What Kind of Hotel Has Its Own Theatre?
This script was not written for the Marx Brothers, the only movie they ever made with a script which wasn't theirs. They didn't write their own scripts, though I've no doubt they contributed to them, but they almost exclusively performed in material written directly for them. The fact that they didn't this time is obvious. Leaving aside the fact that it was remade six years later starring Frank Sinatra (I haven't seen the remake), which is pretty well unthinkable when it comes to any other Marx Brothers movie, Groucho's character has a name an actual human might have. I strongly suspect that the script was altered so that it could work as a Marx Brothers picture, but it doesn't have quite the same mood as you'd expect. I mean, for one thing, there are no musical numbers. I'm glad the subplot characters don't get one, of course, because those do nothing but drag down the action. But there isn't even a harp solo, and what kind of Marx Brothers movie doesn't have a harp solo?
This time, Groucho is Gordon Miller, a theatrical director. Miller is putting on the play [i]Hail and Farewell[/i], only he doesn't actually have the money with which to do so. He is putting up twenty-two actors in the hotel run by his brother-in-law, Joe Gribble (Cliff Dunstan). Only of course Miller can't pay for the rooms for twenty-two people and has given Gribble a piece of the show. Only Gregory Wagner (Donald MacBride), who works for the hotel chain, has shown up two months early to examine the books, and the play hasn't paid off yet. At the same time, Leo Davis (Frank Albertson), who wrote the play, comes to town, where he falls in love with Hilda (Ann Miller) out of nowhere. And Christine (Lucille Ball), one of the actresses from the show, has found Simon Jenkins (Philip Wood), who is an agent of a man willing to back the play, only they have to hold out until they can get the check and get it cashed. Hilarity, of course, ensues.
Another way you can tell it wasn't written for the Marx Brothers is that Groucho's character has a brother-in-law. Now, of course, the Marx Brothers were actual brothers, though I don't think they really played them through most of the movies. In general, part of the fun is watching Groucho's character meeting at least one of the brothers for the first time. However, it seems in this movie that he has a sister, and that just feels wrong. This is because it feels wrong for any of the Marx Brothers, except possibly Zeppo, to have anything which might be called a normal life. An ordinary sister who has an ordinary husband? Unthinkable. Unbelievable. Some friend of unknown provenance, certainly. Though I can see that you'd need to have a pretty strong connection with someone in order to let twenty-two of his closest friends camp out in the hotel where you work and run the risk of losing you your job. If the production starred someone else, that would work. But it doesn't. It stars Groucho, and that's a problem.
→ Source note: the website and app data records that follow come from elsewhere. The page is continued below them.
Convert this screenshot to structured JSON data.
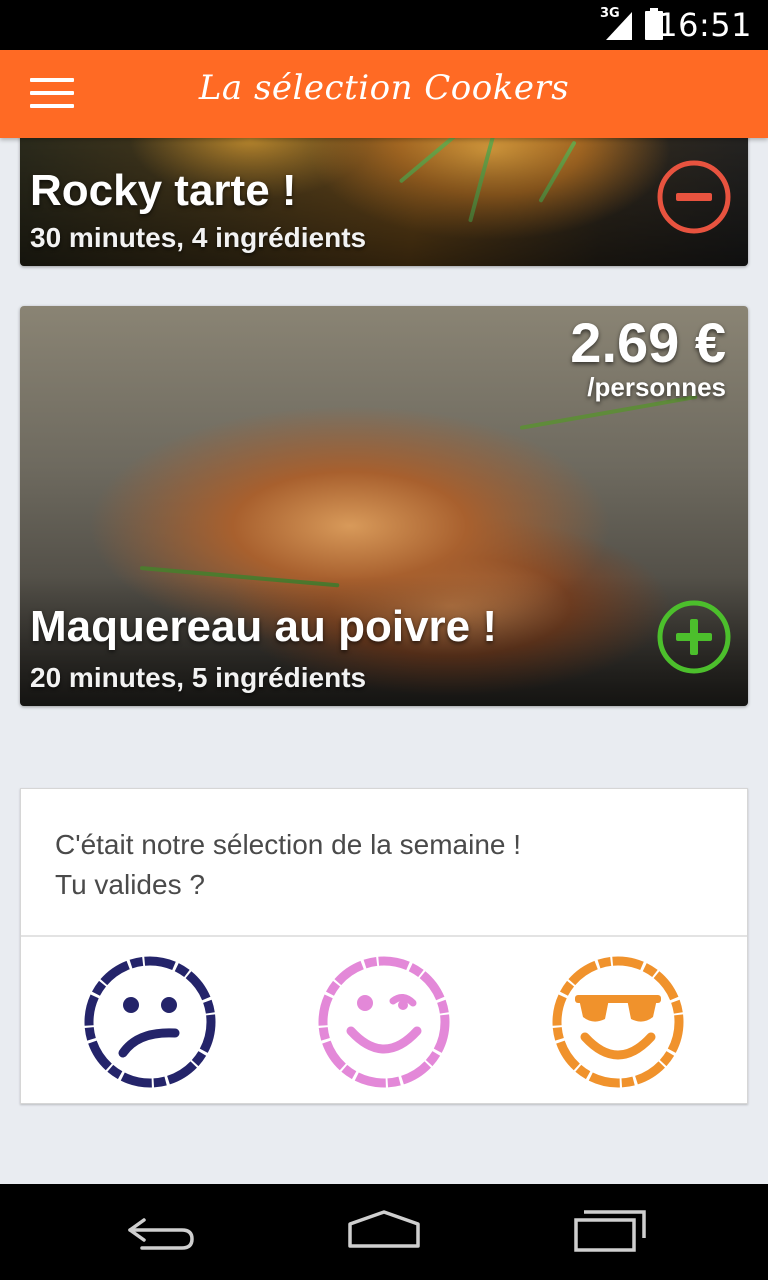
{
  "status_bar": {
    "network": "3G",
    "time": "16:51"
  },
  "app_bar": {
    "title": "La sélection Cookers",
    "menu_icon": "hamburger-menu-icon"
  },
  "recipes": [
    {
      "title": "Rocky tarte !",
      "details": "30 minutes, 4 ingrédients",
      "action": "remove",
      "action_color": "#e8533f"
    },
    {
      "title": "Maquereau au poivre !",
      "details": "20 minutes, 5 ingrédients",
      "price": "2.69 €",
      "price_unit": "/personnes",
      "action": "add",
      "action_color": "#4cbf2c"
    }
  ],
  "validation": {
    "line1": "C'était notre sélection de la semaine !",
    "line2": "Tu valides ?",
    "options": [
      {
        "icon": "sad-face-icon",
        "color": "#24246a"
      },
      {
        "icon": "winking-face-icon",
        "color": "#e388d8"
      },
      {
        "icon": "sunglasses-face-icon",
        "color": "#f0922c"
      }
    ]
  },
  "nav_bar": {
    "icons": [
      "back-icon",
      "home-icon",
      "recent-apps-icon"
    ]
  }
}
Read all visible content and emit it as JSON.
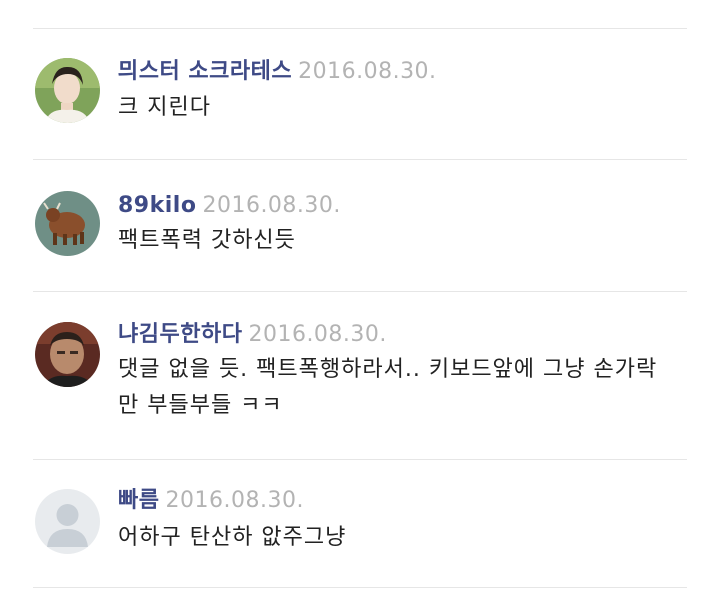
{
  "comments": [
    {
      "author": "믜스터 소크라테스",
      "date": "2016.08.30.",
      "text": "크 지린다",
      "avatar": "avatar-young-man-photo"
    },
    {
      "author": "89kilo",
      "date": "2016.08.30.",
      "text": "팩트폭력 갓하신듯",
      "avatar": "avatar-bull-drawing"
    },
    {
      "author": "냐김두한하다",
      "date": "2016.08.30.",
      "text": "댓글 없을 듯. 팩트폭행하라서.. 키보드앞에 그냥 손가락만 부들부들 ㅋㅋ",
      "avatar": "avatar-older-man-photo"
    },
    {
      "author": "빠름",
      "date": "2016.08.30.",
      "text": "어하구 탄산하 앖주그냥",
      "avatar": "avatar-default-user-silhouette"
    }
  ],
  "colors": {
    "author": "#3e4a86",
    "date": "#b3b3b3",
    "text": "#222222",
    "divider": "#e6e6e6"
  }
}
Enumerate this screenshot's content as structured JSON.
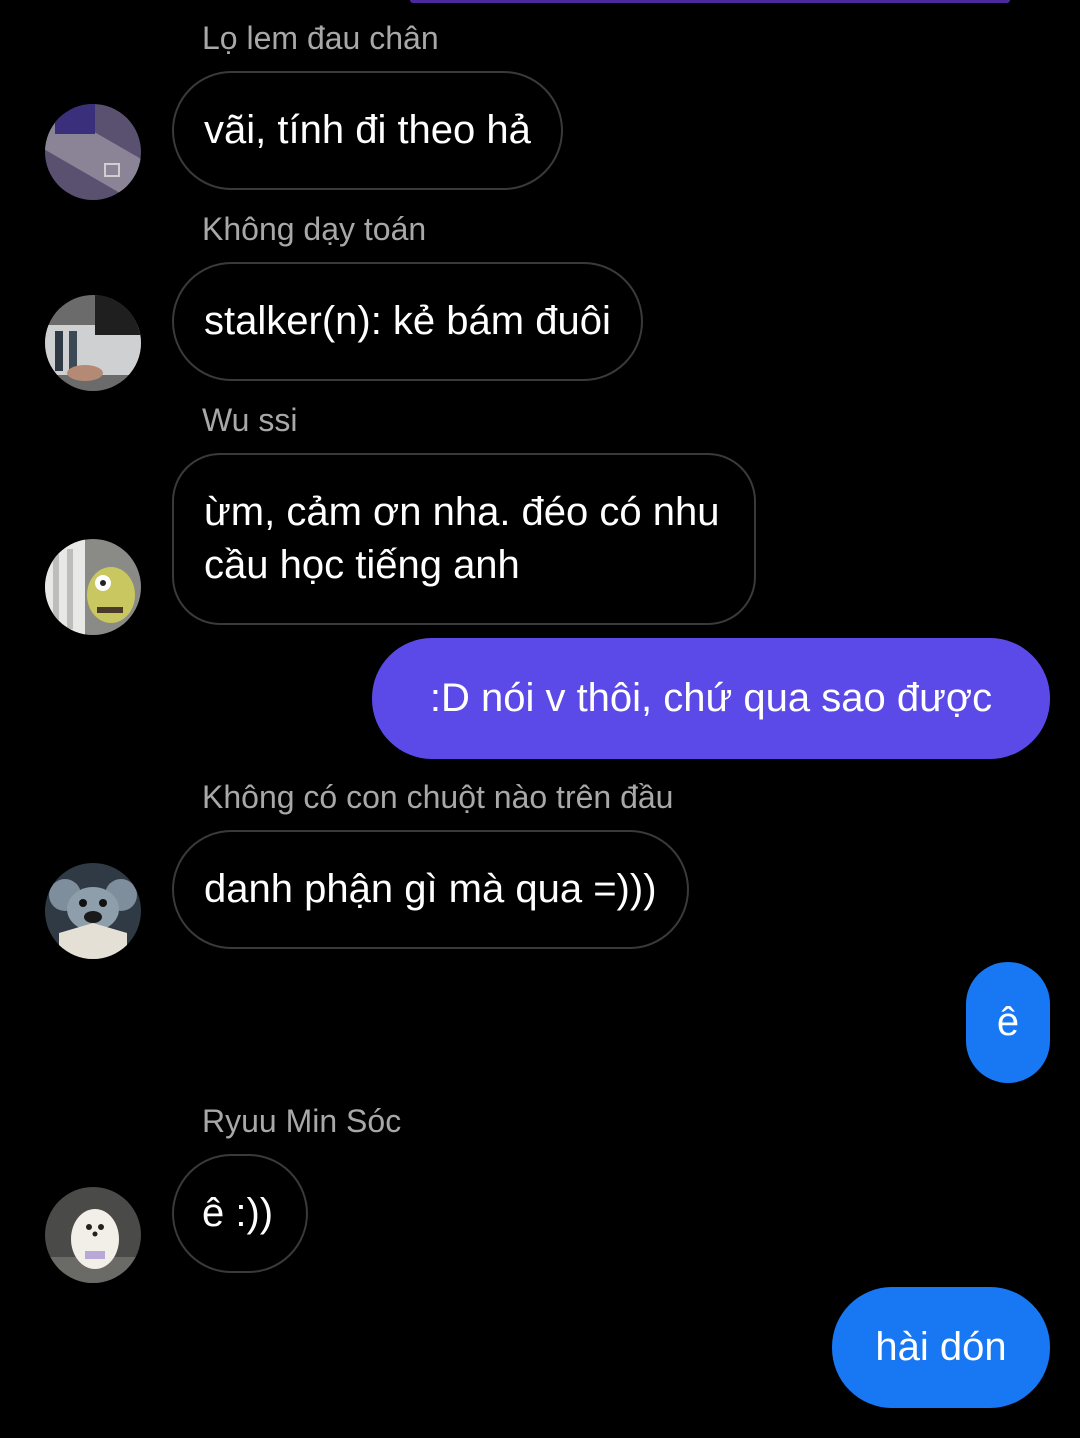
{
  "colors": {
    "background": "#000000",
    "incoming_border": "#3a3a3c",
    "sender_name": "#a8a8a8",
    "outgoing_purple": "#5b4ae8",
    "outgoing_blue": "#1877f2"
  },
  "messages": [
    {
      "direction": "in",
      "sender": "Lọ lem đau chân",
      "text": "vãi, tính đi theo hả",
      "avatar_icon": "dance-mat-avatar-icon"
    },
    {
      "direction": "in",
      "sender": "Không dạy toán",
      "text": "stalker(n): kẻ bám đuôi",
      "avatar_icon": "records-avatar-icon"
    },
    {
      "direction": "in",
      "sender": "Wu ssi",
      "text": "ừm, cảm ơn nha. đéo có nhu cầu học tiếng anh",
      "avatar_icon": "plush-toy-avatar-icon"
    },
    {
      "direction": "out",
      "text": ":D nói v thôi, chứ qua sao được"
    },
    {
      "direction": "in",
      "sender": "Không có con chuột nào trên đầu",
      "text": "danh phận gì mà qua =)))",
      "avatar_icon": "mouse-avatar-icon"
    },
    {
      "direction": "out",
      "text": "ê"
    },
    {
      "direction": "in",
      "sender": "Ryuu Min Sóc",
      "text": "ê :))",
      "avatar_icon": "puppy-avatar-icon"
    },
    {
      "direction": "out",
      "text": "hài dón"
    }
  ]
}
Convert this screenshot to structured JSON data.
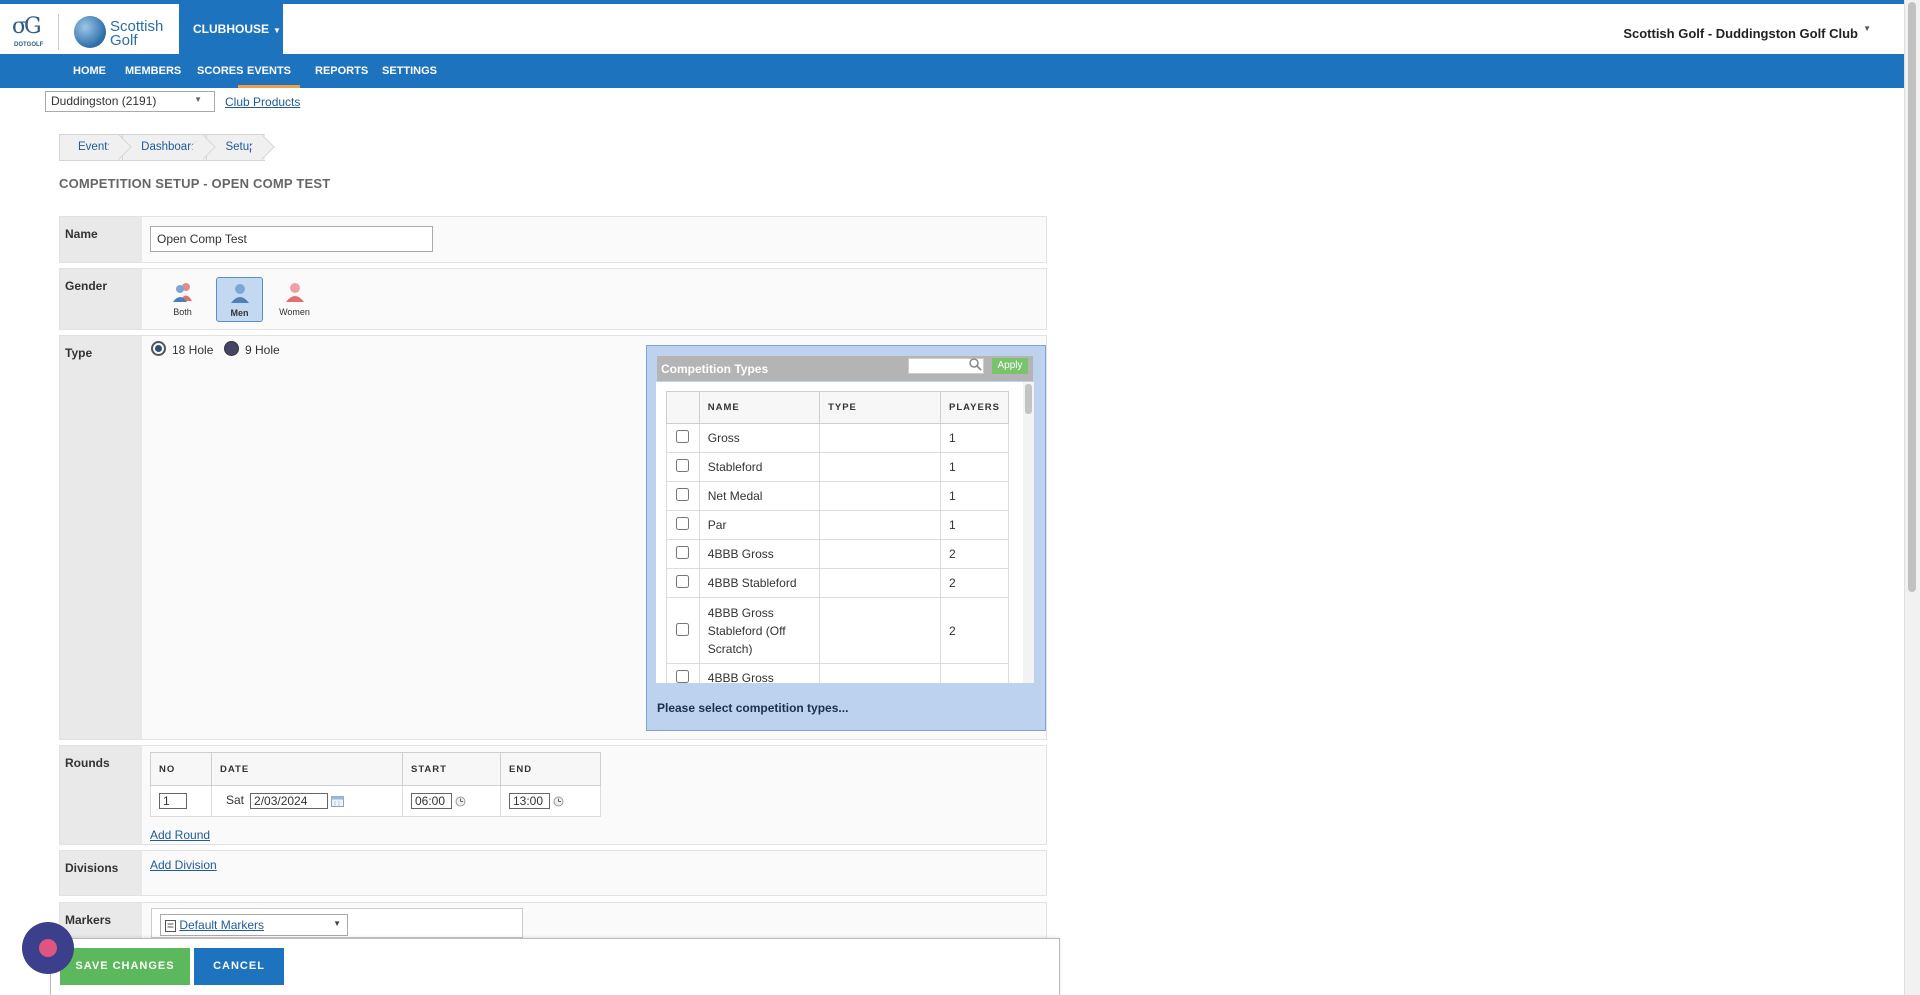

Further, his actual brothers essentially don't matter. Chico plays Harry Binelli, who appears to have known Miller for years and run all sorts of old scams with him. This is a believable relationship, of course. But it's also an unnecessary one in terms of the story, and it wouldn't surprise me to know that no character like him exists in other versions of the story. Certainly expendable is Harpo as Faker Englund, who gets no lines (of course), conveys no useful information, chases no girls--doesn't even get to play the harp. He and Chico seem almost as severed from the production as Zeppo, who supposedly threatened to join the cast if their contract demands were not met. Chico gets some funny enough lines, but he doesn't do anything throughout the production which could not be done by Groucho. Which is better than Harpo, who doesn't really do much of anything which needs to be done at all.
It's still funny, of course, and it's an interesting moment in history. It's the Marx Brothers and Lucille Ball, though she doesn't get much screen time or many lines. It's the only movie the Marx Brothers ever did for RKO, which Lucille Ball and her husband later bought and renamed Desilu. The very fact that it's the only movie they did which wasn't written for them is actually worthy of note so far as I am concerned. And of course this is certainly the only movie ever made where one version starred the Marx Brothers and another starred Frank Sinatra. However, I do not really consider this a Marx Brothers movie because of that very fact. This is a movie, perhaps the movie, with the Marx Brothers in it. (Leaving aside Groucho's bit part in [i]Will Success Spoil Rock Hunter?[/i]) It's a decent way to while away 78 minutes, but there's a reason it's not one of the Marx Brothers movies anyone has ever heard of. Probably true of Frank Sinatra and [i]Step Lively[/i], too.